■ **Your objective**: The response must match the data below exactly, line for line.

■ **Extracted information**:
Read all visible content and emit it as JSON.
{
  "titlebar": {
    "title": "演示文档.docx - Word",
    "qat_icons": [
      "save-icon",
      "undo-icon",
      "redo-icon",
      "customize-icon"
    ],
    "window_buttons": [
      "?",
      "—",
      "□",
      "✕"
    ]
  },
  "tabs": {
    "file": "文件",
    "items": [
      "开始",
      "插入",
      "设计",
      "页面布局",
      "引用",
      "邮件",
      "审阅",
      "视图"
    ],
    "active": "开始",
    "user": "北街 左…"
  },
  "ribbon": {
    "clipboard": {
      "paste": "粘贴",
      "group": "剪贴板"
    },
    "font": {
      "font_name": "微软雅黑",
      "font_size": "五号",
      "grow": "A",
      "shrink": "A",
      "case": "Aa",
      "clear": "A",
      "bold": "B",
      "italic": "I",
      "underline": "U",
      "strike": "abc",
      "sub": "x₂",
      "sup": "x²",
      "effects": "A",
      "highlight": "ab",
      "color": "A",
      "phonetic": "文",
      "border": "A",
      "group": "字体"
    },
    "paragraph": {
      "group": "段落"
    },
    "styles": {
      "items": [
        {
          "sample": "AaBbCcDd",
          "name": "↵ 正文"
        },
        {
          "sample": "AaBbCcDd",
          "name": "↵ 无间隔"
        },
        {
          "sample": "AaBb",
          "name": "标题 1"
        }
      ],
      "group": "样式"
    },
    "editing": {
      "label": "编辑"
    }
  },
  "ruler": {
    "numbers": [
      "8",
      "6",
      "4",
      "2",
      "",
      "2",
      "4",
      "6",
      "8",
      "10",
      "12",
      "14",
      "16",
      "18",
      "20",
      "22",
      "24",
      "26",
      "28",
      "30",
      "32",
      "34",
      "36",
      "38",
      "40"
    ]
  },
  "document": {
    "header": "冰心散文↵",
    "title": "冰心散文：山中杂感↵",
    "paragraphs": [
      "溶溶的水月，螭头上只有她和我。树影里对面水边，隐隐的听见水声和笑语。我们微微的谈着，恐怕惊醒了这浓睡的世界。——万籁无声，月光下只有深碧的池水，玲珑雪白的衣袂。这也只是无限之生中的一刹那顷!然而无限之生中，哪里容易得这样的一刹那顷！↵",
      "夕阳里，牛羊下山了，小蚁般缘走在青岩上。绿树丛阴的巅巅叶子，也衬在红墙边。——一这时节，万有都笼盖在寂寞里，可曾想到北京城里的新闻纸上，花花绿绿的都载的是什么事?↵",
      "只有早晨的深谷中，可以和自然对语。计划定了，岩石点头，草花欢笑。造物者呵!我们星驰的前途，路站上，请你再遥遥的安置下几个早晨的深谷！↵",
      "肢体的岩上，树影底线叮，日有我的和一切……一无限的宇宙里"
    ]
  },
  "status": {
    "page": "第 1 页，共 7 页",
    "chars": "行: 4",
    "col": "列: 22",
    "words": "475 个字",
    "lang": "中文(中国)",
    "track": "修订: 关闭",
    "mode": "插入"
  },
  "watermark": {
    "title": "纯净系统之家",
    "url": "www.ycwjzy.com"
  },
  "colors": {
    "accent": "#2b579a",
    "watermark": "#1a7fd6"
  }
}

■ **Task result**:
Read all visible content and emit it as JSON.
{
  "titlebar": {
    "title": "演示文档.docx - Word",
    "qat_icons": [
      "save-icon",
      "undo-icon",
      "redo-icon",
      "customize-icon"
    ],
    "window_buttons": [
      "?",
      "—",
      "□",
      "✕"
    ]
  },
  "tabs": {
    "file": "文件",
    "items": [
      "开始",
      "插入",
      "设计",
      "页面布局",
      "引用",
      "邮件",
      "审阅",
      "视图"
    ],
    "active": "开始",
    "user": "北街 左…"
  },
  "ribbon": {
    "clipboard": {
      "paste": "粘贴",
      "group": "剪贴板"
    },
    "font": {
      "font_name": "微软雅黑",
      "font_size": "五号",
      "grow": "A",
      "shrink": "A",
      "case": "Aa",
      "clear": "A",
      "bold": "B",
      "italic": "I",
      "underline": "U",
      "strike": "abc",
      "sub": "x₂",
      "sup": "x²",
      "effects": "A",
      "highlight": "ab",
      "color": "A",
      "phonetic": "文",
      "border": "A",
      "group": "字体"
    },
    "paragraph": {
      "group": "段落"
    },
    "styles": {
      "items": [
        {
          "sample": "AaBbCcDd",
          "name": "↵ 正文"
        },
        {
          "sample": "AaBbCcDd",
          "name": "↵ 无间隔"
        },
        {
          "sample": "AaBb",
          "name": "标题 1"
        }
      ],
      "group": "样式"
    },
    "editing": {
      "label": "编辑"
    }
  },
  "ruler": {
    "numbers": [
      "8",
      "6",
      "4",
      "2",
      "",
      "2",
      "4",
      "6",
      "8",
      "10",
      "12",
      "14",
      "16",
      "18",
      "20",
      "22",
      "24",
      "26",
      "28",
      "30",
      "32",
      "34",
      "36",
      "38",
      "40"
    ]
  },
  "document": {
    "header": "冰心散文↵",
    "title": "冰心散文：山中杂感↵",
    "paragraphs": [
      "溶溶的水月，螭头上只有她和我。树影里对面水边，隐隐的听见水声和笑语。我们微微的谈着，恐怕惊醒了这浓睡的世界。——万籁无声，月光下只有深碧的池水，玲珑雪白的衣袂。这也只是无限之生中的一刹那顷!然而无限之生中，哪里容易得这样的一刹那顷！↵",
      "夕阳里，牛羊下山了，小蚁般缘走在青岩上。绿树丛阴的巅巅叶子，也衬在红墙边。——一这时节，万有都笼盖在寂寞里，可曾想到北京城里的新闻纸上，花花绿绿的都载的是什么事?↵",
      "只有早晨的深谷中，可以和自然对语。计划定了，岩石点头，草花欢笑。造物者呵!我们星驰的前途，路站上，请你再遥遥的安置下几个早晨的深谷！↵",
      "肢体的岩上，树影底线叮，日有我的和一切……一无限的宇宙里"
    ]
  },
  "status": {
    "page": "第 1 页，共 7 页",
    "chars": "行: 4",
    "col": "列: 22",
    "words": "475 个字",
    "lang": "中文(中国)",
    "track": "修订: 关闭",
    "mode": "插入"
  },
  "watermark": {
    "title": "纯净系统之家",
    "url": "www.ycwjzy.com"
  },
  "colors": {
    "accent": "#2b579a",
    "watermark": "#1a7fd6"
  }
}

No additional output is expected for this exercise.